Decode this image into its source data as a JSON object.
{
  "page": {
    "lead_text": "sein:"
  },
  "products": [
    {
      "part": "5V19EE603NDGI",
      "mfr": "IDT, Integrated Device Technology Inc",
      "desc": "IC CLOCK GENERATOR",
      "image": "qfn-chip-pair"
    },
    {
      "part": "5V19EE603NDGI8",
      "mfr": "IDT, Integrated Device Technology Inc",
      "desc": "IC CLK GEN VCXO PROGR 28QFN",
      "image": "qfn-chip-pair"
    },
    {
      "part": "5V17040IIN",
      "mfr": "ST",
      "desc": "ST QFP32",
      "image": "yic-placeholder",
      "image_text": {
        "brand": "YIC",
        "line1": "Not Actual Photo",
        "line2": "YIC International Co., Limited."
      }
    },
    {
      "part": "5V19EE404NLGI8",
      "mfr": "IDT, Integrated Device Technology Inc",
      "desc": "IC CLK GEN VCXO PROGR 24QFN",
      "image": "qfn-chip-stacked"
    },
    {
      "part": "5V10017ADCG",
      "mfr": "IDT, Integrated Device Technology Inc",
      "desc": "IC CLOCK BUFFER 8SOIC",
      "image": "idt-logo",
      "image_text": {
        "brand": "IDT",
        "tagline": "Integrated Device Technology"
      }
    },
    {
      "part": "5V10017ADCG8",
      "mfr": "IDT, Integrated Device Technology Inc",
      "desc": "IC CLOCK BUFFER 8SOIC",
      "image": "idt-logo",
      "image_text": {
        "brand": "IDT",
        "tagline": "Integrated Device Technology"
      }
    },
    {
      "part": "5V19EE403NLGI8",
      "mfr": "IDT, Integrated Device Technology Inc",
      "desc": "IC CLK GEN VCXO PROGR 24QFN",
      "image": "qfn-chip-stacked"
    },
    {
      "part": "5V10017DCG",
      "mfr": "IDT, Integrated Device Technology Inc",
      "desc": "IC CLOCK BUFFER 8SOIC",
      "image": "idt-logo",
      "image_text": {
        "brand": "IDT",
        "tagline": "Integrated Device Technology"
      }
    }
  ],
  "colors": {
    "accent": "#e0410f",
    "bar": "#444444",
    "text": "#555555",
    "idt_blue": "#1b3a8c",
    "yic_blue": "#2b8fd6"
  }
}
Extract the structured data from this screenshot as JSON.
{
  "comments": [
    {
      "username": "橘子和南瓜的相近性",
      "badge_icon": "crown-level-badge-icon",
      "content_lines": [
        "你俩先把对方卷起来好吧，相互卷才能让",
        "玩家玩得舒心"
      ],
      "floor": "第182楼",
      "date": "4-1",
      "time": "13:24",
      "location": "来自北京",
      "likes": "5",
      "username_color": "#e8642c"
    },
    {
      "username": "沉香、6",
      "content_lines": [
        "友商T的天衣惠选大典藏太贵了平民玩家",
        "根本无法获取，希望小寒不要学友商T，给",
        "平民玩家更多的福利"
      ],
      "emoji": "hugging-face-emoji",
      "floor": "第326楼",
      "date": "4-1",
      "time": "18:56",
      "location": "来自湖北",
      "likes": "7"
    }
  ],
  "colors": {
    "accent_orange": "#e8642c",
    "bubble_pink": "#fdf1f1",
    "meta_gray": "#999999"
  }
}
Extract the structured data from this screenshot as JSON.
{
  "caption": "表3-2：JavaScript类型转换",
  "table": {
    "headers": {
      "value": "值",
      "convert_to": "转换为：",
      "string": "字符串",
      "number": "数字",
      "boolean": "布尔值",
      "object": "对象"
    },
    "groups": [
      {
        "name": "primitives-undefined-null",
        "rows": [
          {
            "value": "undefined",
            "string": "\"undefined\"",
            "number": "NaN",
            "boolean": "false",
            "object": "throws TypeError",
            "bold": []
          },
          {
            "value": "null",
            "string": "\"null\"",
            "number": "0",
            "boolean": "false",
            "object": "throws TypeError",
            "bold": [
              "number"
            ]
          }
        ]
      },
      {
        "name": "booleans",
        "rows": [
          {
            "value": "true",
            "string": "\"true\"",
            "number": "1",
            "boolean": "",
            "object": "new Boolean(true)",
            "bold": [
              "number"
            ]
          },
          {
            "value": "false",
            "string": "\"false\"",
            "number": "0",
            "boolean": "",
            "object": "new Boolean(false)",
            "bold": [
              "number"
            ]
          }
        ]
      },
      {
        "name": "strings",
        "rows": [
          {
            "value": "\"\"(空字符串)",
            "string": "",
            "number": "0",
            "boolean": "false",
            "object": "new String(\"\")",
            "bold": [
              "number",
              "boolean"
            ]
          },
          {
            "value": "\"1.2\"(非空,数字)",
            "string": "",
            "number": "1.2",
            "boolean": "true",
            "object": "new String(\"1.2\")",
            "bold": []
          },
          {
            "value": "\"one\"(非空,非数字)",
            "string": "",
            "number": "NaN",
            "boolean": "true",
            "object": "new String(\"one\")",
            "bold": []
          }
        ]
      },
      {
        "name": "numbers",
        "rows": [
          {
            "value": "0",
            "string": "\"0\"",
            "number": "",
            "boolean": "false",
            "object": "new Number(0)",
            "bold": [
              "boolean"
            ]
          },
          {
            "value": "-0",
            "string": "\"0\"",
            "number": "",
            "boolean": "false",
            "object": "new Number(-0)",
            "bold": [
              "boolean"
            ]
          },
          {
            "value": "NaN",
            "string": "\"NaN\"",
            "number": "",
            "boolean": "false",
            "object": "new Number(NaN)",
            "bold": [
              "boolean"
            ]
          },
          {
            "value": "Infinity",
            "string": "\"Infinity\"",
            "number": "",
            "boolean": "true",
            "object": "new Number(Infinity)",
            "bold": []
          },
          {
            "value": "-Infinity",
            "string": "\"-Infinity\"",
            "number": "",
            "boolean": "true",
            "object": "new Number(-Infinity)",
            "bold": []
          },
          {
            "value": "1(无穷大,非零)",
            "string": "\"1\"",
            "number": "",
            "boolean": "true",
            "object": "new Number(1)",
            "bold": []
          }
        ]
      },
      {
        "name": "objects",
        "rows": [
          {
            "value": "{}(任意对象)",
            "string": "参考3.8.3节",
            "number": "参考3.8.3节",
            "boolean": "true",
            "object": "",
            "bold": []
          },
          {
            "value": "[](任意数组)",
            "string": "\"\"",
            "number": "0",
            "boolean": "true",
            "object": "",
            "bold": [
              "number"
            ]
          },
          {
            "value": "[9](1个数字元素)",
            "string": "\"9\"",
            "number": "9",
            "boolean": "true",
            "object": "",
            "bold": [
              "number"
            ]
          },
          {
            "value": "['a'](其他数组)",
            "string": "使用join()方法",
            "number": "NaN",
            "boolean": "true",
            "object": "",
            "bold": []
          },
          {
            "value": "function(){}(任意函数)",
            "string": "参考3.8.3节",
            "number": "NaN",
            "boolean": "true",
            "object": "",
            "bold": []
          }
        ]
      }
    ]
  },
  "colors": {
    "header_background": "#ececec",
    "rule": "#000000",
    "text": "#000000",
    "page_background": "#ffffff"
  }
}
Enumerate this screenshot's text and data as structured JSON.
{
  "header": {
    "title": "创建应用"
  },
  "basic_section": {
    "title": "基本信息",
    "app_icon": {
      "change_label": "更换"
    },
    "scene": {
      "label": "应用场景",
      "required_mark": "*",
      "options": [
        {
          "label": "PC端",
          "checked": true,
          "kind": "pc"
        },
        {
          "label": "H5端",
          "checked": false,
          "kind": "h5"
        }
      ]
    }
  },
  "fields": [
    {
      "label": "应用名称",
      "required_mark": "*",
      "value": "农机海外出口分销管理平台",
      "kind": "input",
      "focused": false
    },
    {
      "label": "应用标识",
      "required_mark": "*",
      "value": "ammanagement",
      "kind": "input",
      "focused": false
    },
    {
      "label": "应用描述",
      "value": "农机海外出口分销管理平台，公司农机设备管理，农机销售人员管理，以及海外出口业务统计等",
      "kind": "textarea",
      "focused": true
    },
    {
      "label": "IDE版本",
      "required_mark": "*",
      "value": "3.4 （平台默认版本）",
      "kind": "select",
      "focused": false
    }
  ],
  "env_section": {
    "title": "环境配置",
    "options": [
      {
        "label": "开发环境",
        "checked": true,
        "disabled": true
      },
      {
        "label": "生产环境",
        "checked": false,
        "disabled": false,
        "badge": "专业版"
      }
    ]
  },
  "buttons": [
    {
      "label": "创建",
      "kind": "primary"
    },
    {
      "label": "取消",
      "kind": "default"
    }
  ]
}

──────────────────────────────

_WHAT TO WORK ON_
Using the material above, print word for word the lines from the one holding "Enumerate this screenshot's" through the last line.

_SOLUTION FOR THIS PROBLEM_
Enumerate this screenshot's text and data as structured JSON.
{
  "header": {
    "title": "创建应用"
  },
  "basic_section": {
    "title": "基本信息",
    "app_icon": {
      "change_label": "更换"
    },
    "scene": {
      "label": "应用场景",
      "required_mark": "*",
      "options": [
        {
          "label": "PC端",
          "checked": true,
          "kind": "pc"
        },
        {
          "label": "H5端",
          "checked": false,
          "kind": "h5"
        }
      ]
    }
  },
  "fields": [
    {
      "label": "应用名称",
      "required_mark": "*",
      "value": "农机海外出口分销管理平台",
      "kind": "input",
      "focused": false
    },
    {
      "label": "应用标识",
      "required_mark": "*",
      "value": "ammanagement",
      "kind": "input",
      "focused": false
    },
    {
      "label": "应用描述",
      "value": "农机海外出口分销管理平台，公司农机设备管理，农机销售人员管理，以及海外出口业务统计等",
      "kind": "textarea",
      "focused": true
    },
    {
      "label": "IDE版本",
      "required_mark": "*",
      "value": "3.4 （平台默认版本）",
      "kind": "select",
      "focused": false
    }
  ],
  "env_section": {
    "title": "环境配置",
    "options": [
      {
        "label": "开发环境",
        "checked": true,
        "disabled": true
      },
      {
        "label": "生产环境",
        "checked": false,
        "disabled": false,
        "badge": "专业版"
      }
    ]
  },
  "buttons": [
    {
      "label": "创建",
      "kind": "primary"
    },
    {
      "label": "取消",
      "kind": "default"
    }
  ]
}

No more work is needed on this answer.